I’ve spent June reading manuscripts as a guest consultant for Black Lawrence Press, and as the month winds down, I’m reminded of how rewarding and enjoyable this work is. I love getting to know people through their writing, living with their books and characters for days or weeks at time, and analyzing how their manuscripts are put together and what revisions might open up even more doors–either to versions of the existing project, or to connected pieces that might become a whole (other) book! Summer is a great time for me to pour my heart into this kind of work, so if you have a story, essay, chapbook, collection, novel, or memoir that you’d like a new perspective on, check out my editing/consulting page. I’d love to take on more projects in the near future!
I published a short story, “The Neighborhood,” in Granta last month, and they asked me to write an essay about the story for their “First Sentence” series. The first sentence of the story is “The wire children move independently and have recognizable faces.” Read the story “The Neighborhood” here, and read the “First Sentence” essay here.
The story was heavily influenced by Harry Harlow’s disturbing experiments with baby primates. Listen to the radio show on which I first learned about these experiments here. (This American Life, Episode 317, “Unconditional Love.”)

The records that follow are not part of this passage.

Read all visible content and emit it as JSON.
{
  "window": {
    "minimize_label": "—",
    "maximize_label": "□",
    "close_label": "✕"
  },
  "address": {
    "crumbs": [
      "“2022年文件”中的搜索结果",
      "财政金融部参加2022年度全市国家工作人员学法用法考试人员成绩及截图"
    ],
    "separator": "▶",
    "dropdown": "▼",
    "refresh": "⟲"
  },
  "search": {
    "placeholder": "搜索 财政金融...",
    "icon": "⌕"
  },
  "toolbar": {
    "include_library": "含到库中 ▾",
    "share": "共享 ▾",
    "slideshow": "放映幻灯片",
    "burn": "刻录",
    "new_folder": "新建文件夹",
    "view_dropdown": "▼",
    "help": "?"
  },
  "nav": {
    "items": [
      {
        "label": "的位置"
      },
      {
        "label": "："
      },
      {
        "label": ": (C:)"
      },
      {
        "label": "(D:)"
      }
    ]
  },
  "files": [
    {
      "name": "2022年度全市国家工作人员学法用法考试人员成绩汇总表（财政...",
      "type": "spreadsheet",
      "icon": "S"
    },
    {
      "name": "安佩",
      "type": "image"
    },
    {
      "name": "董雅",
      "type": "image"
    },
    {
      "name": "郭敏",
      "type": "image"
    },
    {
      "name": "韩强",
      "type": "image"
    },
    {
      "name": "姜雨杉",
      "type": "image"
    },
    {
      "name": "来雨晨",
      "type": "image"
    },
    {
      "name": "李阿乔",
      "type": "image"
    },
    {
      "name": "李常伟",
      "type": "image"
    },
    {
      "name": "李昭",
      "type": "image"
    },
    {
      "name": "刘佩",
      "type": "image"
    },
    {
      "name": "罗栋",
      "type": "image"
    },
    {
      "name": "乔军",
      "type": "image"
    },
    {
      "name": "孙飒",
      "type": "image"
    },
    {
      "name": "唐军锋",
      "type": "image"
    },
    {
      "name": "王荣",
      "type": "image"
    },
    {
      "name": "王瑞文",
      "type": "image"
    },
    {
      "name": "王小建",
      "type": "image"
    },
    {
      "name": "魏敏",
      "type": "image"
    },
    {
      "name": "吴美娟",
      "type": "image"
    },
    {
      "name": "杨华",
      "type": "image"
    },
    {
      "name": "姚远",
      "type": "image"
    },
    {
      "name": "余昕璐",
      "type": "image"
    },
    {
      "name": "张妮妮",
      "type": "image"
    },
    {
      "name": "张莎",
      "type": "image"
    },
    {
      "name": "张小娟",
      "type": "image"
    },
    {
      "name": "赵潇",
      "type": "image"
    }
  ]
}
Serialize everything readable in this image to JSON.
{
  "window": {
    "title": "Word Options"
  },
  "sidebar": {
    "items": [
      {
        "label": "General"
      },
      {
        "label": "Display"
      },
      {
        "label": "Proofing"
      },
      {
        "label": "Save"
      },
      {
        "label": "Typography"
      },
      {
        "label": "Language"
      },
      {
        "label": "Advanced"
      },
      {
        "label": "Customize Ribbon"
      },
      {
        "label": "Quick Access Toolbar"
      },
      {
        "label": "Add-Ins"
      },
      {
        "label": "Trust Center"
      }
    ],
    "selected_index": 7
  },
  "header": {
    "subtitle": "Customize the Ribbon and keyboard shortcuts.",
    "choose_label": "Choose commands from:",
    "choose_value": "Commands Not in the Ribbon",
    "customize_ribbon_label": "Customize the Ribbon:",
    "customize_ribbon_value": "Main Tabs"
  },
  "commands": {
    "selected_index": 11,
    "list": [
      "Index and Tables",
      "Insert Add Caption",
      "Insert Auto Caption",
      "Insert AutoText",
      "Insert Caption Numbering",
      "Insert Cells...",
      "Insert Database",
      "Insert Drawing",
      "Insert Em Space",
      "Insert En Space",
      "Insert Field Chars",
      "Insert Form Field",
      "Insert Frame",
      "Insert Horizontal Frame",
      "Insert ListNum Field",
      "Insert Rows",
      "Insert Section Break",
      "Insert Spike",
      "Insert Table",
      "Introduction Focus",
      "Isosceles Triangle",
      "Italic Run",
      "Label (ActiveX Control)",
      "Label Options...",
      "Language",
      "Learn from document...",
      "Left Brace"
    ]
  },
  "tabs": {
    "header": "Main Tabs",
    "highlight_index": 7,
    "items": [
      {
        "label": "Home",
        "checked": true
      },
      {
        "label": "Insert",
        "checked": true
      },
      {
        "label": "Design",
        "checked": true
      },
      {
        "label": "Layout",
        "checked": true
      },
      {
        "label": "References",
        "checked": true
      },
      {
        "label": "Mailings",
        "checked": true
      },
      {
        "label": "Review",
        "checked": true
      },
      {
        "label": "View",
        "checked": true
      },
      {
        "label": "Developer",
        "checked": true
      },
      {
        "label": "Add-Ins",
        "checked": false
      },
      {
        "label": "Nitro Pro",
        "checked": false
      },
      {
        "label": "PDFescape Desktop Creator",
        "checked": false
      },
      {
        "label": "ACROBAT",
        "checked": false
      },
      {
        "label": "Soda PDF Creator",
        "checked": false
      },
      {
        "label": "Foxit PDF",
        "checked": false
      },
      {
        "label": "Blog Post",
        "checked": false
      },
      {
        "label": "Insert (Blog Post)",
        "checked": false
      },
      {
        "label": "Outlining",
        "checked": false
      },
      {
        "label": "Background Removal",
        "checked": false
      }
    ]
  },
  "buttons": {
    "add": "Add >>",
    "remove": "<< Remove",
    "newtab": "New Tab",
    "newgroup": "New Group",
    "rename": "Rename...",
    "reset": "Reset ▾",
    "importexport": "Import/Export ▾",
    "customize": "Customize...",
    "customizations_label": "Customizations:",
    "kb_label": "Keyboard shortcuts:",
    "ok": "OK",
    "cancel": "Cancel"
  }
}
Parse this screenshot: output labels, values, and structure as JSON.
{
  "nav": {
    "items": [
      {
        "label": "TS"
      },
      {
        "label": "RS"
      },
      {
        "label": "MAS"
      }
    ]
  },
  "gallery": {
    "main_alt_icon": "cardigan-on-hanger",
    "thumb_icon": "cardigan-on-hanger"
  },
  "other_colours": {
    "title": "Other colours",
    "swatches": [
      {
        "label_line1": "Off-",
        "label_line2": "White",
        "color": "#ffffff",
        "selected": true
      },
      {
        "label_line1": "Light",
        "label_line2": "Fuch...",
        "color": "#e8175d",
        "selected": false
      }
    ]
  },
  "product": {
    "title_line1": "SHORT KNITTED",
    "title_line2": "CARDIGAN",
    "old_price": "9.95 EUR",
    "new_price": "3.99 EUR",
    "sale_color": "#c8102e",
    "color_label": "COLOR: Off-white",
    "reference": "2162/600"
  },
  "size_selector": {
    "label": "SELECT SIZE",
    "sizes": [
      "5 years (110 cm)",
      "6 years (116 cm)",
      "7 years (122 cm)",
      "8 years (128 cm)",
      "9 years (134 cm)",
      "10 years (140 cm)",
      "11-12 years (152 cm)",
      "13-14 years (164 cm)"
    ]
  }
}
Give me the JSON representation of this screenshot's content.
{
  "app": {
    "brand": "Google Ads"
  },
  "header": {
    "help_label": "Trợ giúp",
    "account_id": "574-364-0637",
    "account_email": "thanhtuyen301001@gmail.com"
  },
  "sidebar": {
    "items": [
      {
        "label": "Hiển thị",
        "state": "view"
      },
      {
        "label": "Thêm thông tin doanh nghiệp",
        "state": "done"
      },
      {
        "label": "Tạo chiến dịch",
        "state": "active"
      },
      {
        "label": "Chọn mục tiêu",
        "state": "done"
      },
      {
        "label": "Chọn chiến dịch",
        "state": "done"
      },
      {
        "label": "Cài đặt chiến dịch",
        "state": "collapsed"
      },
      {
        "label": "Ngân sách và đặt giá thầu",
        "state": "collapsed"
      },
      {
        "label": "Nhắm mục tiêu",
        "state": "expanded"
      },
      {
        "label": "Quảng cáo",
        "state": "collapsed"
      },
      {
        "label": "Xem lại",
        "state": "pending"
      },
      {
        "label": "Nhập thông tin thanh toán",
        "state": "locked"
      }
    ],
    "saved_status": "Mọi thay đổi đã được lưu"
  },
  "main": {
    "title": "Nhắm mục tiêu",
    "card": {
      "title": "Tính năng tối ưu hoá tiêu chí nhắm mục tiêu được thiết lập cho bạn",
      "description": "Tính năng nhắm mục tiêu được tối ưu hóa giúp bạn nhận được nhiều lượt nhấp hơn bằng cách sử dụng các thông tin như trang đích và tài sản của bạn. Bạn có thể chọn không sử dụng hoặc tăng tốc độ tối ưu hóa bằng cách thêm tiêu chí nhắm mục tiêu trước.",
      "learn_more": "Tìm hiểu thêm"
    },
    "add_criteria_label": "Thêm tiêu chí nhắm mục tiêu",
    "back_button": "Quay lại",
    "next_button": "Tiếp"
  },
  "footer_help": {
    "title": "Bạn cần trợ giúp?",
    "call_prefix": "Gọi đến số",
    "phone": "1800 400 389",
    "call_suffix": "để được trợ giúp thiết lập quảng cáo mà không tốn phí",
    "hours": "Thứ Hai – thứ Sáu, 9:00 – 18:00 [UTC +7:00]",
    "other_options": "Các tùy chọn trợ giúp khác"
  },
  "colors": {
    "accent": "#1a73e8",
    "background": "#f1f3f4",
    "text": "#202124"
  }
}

And check out Lauren Slater’s book Opening Skinner’s Box, which has a chapter dedicated to Harlow here. Then read the rest of her book and write a story based on a psychological experiment!